- Yank text from kill-buffer. Unlike emacs, the
kill buffer consists only of the most recent kill. It is not a ring.
Specific key bindings are available in dired mode.
- RET, e, f and C-m
- SPC, n
- d and C-d
The following are a list of the commands specific to dired
- Create a directory.
- Copy the file listed on the current line of the dired buffer.
- Delete the files that have been flagged for deletion.
- Rename the file listed on the current line of the dired buffer.
- Replace the current dired buffer with an alternate one as specified by the
position of the cursor in the dired buffer.
- Open the file on the current line of the dired buffer. If the cursor is on
a directory, it will be opened in dired mode.
- Flag the file listed on the current line for deletion. This is indicated
in the buffer by putting a D at the left margin. No files are actually
deleted until the function dired-do-flagged-delete is executed.
- Open the file on the current line of the dired buffer in a different
- Move the cursor to a file name in the dired buffer.

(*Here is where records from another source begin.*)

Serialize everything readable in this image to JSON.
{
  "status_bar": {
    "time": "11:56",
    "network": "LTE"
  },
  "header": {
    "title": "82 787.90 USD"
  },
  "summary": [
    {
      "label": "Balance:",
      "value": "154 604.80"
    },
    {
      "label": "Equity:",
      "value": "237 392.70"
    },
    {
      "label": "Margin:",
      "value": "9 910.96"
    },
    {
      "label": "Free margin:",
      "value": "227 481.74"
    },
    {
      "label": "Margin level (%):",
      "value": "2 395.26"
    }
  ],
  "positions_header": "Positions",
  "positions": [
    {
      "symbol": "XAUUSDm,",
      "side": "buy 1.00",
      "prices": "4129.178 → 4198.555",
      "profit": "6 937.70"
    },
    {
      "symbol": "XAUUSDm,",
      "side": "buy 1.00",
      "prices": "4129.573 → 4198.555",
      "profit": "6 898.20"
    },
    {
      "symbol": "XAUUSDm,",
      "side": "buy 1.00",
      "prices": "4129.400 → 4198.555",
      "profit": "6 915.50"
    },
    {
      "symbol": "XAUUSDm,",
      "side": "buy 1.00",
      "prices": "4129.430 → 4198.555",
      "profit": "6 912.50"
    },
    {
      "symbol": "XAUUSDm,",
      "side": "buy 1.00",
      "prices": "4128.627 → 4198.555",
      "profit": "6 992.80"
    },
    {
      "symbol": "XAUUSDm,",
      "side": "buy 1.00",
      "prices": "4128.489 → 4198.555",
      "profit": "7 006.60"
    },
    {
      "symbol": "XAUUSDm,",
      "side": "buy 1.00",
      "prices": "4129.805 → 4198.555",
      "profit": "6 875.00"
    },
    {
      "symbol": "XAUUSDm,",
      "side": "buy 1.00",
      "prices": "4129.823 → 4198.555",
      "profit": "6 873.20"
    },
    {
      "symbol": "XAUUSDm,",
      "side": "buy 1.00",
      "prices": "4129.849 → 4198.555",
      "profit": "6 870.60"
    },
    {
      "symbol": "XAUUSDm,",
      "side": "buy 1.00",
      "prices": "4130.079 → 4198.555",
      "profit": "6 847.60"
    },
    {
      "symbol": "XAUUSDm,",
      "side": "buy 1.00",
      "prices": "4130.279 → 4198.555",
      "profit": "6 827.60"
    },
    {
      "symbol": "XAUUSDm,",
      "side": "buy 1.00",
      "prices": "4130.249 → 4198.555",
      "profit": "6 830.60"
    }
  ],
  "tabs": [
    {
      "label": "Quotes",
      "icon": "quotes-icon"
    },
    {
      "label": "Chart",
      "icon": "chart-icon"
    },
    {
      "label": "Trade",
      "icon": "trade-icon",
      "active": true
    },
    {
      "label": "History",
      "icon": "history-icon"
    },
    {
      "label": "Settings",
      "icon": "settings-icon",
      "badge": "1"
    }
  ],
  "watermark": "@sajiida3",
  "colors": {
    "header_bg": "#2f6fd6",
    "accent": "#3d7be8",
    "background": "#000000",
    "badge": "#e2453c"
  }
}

- Move the cursor to the next line.
- This function works just like dired, except that it puts the dired buffer
in another window.
- Move the cursor to the previous line.
- Refresh the dired buffer while retaining any flags.
- Scroll down the dired buffer.
- Scroll up the dired buffer.
- Pipe the file under the current cursor position through a shell
- Remove the deletion flag for the file on the current line.
- Remove the deletion flag from the file listed on the previous line of the
dired buffer, then move up to that line.
- Close the current dired buffer.
There are two configuration files, .mg and
represents the name of the terminal type; e.g. if the terminal type is set
mg will use
.mg-vt100 as a startup file. The terminal type
startup file is used first.
The startup file format is a list of commands, one per line, as
used for interactive evaluation. Strings that are normally entered by the
user at any subsequent prompts may be specified after the command name;
global-set-key ")" self-insert-command
global-set-key "\^x\^f" find-file
global-set-key "\e[Z" backward-char
auto-execute *.c c-mode
Comments can be added to the startup files by placing
‘;’ or ‘#’ as the first character of a line.
- normal startup file
- terminal-specific startup file
- alternative backup file location
- concise tutorial
Since it is written completely in C, there is currently no
language in which extensions can be written; however, keys can be rebound
and certain parameters can be changed in startup files.
In order to use 8-bit characters (such as German umlauts), the
Meta key needs to be disabled via the “meta-key-mode”
Multi-byte character sets, such as UTF-8, are not supported.